My brother and I were first time flyers when we boarded the Pan Am jet at John F. Kennedy airport in New York. We were fascinated by the little bathrooms, small soaps and the fold down lap tables attached to the seats. Looking out the small porthole windows we watched the Statue of Liberty fade into the skyline as we soared north toward Nova Scotia. The flight was long, six hours aloft, with only a meal and snack to break the tedium. The attendants were kind, offering gum to chew as we climbed to our cruising altitude. My mother had wisely packed books and magazines for us to read during the flight. These were the days before in-flight movies and there was only radio available with expensive ear phones for rent.
I remember wearing a new dress made of lace, a garter belt and stockings with patent leather flats. Those were the days of elegant travel for all passengers and of course, we were en route to Paris, we had to be fashionable. The flight boredom set in and I tried to nap under the miniature blanket provided. Just as today, the meal arrived as I dozed off. Excitement warred with exhaustion as I realized it was a flight to the unknown. Here I sat on an airplane bound for Paris with every possibility before me and yet, I had no idea. My father waited for us at the airport to drive us to our new home but he was the only link to the United States. My mother and brothers were eager to begin a new life, but I had no idea what to expect at the end of that flight. I left a small suburban community in New Jersey, all my friends from childhood and our extended family. I left the sordid and the good. It would be many years after that first flight before I realized the past is carried with you until you let go of the baggage.

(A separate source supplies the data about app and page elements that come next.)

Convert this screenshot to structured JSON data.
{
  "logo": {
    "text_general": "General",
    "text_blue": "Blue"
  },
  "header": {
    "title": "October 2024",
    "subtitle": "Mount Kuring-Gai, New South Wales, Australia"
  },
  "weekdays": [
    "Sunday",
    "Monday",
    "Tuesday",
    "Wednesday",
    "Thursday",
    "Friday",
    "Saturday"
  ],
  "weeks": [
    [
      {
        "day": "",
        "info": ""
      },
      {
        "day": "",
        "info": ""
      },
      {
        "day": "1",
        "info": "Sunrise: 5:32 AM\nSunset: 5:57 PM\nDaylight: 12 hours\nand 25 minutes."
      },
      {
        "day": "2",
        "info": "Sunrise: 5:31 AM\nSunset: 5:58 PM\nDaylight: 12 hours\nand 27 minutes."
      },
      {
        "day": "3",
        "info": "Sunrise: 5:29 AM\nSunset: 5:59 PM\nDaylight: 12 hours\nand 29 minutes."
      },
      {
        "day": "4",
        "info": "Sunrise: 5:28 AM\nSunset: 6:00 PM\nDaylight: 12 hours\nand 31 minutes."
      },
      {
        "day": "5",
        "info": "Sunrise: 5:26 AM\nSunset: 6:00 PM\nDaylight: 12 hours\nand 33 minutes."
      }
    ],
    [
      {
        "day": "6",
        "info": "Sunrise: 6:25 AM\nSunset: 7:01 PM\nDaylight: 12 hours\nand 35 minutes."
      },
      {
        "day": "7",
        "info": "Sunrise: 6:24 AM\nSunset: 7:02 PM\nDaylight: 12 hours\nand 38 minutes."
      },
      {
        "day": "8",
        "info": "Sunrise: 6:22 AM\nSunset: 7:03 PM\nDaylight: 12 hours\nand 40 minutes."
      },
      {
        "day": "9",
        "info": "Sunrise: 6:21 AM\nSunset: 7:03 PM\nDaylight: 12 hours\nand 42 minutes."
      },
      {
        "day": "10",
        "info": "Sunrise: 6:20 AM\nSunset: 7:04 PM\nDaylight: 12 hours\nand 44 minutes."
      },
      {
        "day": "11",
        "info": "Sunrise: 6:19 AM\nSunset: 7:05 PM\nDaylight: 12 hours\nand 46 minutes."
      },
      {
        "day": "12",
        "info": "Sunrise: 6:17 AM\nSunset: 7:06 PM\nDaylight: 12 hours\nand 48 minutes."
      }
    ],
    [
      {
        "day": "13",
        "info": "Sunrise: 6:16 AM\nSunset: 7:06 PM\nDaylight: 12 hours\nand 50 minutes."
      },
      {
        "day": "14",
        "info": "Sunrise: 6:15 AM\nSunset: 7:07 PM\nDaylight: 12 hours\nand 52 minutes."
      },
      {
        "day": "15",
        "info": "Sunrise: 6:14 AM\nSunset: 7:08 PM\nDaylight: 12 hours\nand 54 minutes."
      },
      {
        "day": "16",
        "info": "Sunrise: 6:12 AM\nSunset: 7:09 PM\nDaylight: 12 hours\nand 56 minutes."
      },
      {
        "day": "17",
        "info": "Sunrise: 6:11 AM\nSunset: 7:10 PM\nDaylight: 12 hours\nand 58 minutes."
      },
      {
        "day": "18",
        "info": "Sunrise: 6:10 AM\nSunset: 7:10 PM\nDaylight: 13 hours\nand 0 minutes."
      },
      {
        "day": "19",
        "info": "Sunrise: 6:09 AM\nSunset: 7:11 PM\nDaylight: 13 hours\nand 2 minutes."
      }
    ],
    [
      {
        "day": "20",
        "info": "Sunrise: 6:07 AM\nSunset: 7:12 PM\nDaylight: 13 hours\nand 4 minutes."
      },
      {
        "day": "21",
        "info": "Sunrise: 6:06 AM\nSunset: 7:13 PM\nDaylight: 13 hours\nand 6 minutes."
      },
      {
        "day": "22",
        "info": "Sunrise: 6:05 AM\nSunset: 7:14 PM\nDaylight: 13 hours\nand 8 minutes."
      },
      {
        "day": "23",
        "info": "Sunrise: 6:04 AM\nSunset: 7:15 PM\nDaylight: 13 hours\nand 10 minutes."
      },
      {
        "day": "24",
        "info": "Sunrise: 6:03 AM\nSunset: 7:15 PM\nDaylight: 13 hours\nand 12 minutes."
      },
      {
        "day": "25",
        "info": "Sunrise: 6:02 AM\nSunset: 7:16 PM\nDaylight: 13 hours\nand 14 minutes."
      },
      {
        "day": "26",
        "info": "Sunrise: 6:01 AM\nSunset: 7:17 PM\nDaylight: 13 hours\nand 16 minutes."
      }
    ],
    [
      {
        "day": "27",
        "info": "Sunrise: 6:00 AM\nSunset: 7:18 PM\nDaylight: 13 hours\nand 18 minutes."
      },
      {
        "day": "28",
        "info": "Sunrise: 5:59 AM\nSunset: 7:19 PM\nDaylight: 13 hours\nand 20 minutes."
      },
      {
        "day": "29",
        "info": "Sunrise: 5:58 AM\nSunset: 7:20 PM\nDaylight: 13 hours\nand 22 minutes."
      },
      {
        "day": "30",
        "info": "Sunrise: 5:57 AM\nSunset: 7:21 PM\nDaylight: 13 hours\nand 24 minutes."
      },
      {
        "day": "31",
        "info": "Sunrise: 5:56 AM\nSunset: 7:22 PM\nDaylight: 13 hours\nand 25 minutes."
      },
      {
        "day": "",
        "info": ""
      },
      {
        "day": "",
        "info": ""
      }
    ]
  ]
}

Our arrival at Orly airport was a noisy confusion of baggage claims, hugs and tears. Exhaustion began to set in as we gathered belongings, suitcases, purses, briefcases and the myriad souvenirs of the flight. Everyone spoke at once when we greeted my father at the arrivals gate. Clearing customs was a blur of passport stamps, rapid French and a long line to the baggage area. I remember a long walk with a heavy suitcase to the rental car, a crowded seat and a long ride in the twilight to our new home. No house for us, we were now apartment dwellers at Boulevard Victor Hugo.